Students and Faculty Celebrate Annual Collaborations
Published: Thursday, April 26, 2012
Updated: Wednesday, April 25, 2012 19:04
Last Saturday, the annual conference “Celebrating Collaborations: Students and Faculty Working Together” took place in various places around campus. Students presented the results of their honors theses, special studies, and seminar projects through posters, oral presentations, panels and performances.
“Collaborations among students and faculty at Smith... occur in the classrooms, labs, and studio,” said Danielle Carr Ramdath, associate dean of the faculty. “This event is an opportunity to share and showcase these collaborations and to inspire others to pursue these opportunities to further develop their intellectual and creative abilities.”
“For this year’s event, we have 372 student participants and a record number of faculty participants,” said Ramdath.
Jinghui Zhang ’12, a psychology major, presented her thesis on intergroup behaviors during the morning session at the Campus Center.
“I think the audience was really amazed to know how much Smith has provided for an undergraduate to achieve in the field of scientific research,” said Zhang, who worked extensively with faculty from the psychology department.
“The awesome mentorships that Smith and the psychology department have given to me are far beyond my imagination when I first walked into this campus three years ago. They have shaped who I am now, and will continue to influence who I am going to be,” she said.
Projects from the Archives Concentration were presented after the science session. All projects were derived from classwork with Susan Van Dyne, professor of the study of women and gender.
Following the conclusion of the morning session, a campus-wide lunch was held on Chapin Lawn along with a performance by the Smith College Jazz Ensemble.
Several concurrent sessions were held in the afternoon at Seelye. Students taking classes with Jessica Nicoll, director and chief curator of the Smith College Museum of Art, presented their classwork to the audience at the same time.
Celebrating Collaborations ended with a final recital at Sage Hall. Selected music students and faculty formed a small ensemble and played pieces by Leonard Bernstein, John Cage, Claude Debussy and others.
Celebrating Collaborations is also a time for students who worked for the Smithsonian during the fall semester to present their experiences in Washington, D.C. Four Smith students talked about their respective projects, followed by a panel discussion moderated by the director of the Smithsonian program.
“The room was packed,” said Charlotte Helmer ’13, an architecture major and economics minor, who gave a 10-minute presentation on the past and future of Smithsonian architecture.
“For us, it was really nice to celebrate something we spent a lot of time on in the past, and dust them off and look back on them,” said Helmer. “One of the great things of Collaborations is that it bridges the differences between people who have done these projects in the past and who would probably do them in the future.”
“Most Collaborations projects involve not only multiple students and faculty members, but also multiple fields – biology and geology, Russian studies and comparative literature, engineering and computer science, economics and sociology, architecture and environmental policy,” said Kara Noble, project publicity administrator for the Kahn Institute.
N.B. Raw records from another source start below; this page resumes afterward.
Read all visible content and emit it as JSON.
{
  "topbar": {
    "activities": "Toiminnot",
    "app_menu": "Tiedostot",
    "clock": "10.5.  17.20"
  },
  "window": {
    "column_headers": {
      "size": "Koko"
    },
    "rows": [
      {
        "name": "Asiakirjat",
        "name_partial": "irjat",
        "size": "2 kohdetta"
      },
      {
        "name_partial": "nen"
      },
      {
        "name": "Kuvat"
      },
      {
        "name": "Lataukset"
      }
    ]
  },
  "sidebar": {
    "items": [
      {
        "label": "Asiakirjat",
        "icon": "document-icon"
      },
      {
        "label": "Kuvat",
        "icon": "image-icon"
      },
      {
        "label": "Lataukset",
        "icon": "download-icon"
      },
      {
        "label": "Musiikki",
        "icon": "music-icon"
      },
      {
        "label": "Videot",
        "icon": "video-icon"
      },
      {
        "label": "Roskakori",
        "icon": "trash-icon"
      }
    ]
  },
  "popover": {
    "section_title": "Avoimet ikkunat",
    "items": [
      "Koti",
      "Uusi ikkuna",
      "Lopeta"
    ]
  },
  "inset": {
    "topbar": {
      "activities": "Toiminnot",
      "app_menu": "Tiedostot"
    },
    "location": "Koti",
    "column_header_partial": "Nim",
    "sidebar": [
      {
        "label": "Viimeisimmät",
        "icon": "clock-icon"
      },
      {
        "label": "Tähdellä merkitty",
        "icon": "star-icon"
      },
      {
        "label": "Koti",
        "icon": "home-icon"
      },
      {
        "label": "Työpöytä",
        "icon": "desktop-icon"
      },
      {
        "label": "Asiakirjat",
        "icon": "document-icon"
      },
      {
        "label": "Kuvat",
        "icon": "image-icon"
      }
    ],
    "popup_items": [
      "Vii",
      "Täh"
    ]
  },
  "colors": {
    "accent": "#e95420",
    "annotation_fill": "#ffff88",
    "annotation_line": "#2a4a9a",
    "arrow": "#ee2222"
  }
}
“The combinations of disciplines reflected in the projects are wide ranging and really reflect how Smith encourages students to think across fields, to look for many types of connections in scholarship,” she said.